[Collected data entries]
--------------------------------

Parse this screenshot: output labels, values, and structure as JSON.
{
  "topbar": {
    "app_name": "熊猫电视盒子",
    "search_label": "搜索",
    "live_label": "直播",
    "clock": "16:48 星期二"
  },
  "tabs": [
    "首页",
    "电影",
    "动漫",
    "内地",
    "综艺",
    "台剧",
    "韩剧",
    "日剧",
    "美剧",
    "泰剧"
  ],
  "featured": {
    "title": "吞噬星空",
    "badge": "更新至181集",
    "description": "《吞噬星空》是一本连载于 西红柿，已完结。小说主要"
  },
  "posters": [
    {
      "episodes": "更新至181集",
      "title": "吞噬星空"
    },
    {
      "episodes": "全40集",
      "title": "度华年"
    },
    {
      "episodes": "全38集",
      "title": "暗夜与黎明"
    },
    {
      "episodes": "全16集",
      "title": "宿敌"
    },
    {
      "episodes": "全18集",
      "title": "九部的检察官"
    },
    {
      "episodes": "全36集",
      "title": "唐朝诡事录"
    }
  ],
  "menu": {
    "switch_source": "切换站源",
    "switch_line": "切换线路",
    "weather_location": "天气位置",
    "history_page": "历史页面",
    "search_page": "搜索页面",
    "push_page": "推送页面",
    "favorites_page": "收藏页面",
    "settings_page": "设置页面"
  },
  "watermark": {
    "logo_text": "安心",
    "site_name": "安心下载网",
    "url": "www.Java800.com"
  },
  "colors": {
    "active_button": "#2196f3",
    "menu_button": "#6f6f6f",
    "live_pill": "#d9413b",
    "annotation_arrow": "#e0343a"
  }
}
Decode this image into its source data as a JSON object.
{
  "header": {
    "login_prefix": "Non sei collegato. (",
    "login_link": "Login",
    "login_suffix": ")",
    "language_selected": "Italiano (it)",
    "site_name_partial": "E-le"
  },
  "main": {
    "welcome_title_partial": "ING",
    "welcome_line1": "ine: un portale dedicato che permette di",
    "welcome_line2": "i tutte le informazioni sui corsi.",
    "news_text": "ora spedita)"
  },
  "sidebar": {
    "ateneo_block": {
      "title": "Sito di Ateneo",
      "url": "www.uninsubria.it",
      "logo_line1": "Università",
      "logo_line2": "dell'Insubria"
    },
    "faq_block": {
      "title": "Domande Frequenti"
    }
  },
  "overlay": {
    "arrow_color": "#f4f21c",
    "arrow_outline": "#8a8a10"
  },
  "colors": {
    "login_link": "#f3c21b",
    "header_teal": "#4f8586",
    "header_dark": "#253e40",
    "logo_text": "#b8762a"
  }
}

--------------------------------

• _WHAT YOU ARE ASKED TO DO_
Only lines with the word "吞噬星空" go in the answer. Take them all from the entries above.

• _REPLY TO THE TASK_
    "title": "吞噬星空",
    "description": "《吞噬星空》是一本连载于 西红柿，已完结。小说主要"
      "title": "吞噬星空"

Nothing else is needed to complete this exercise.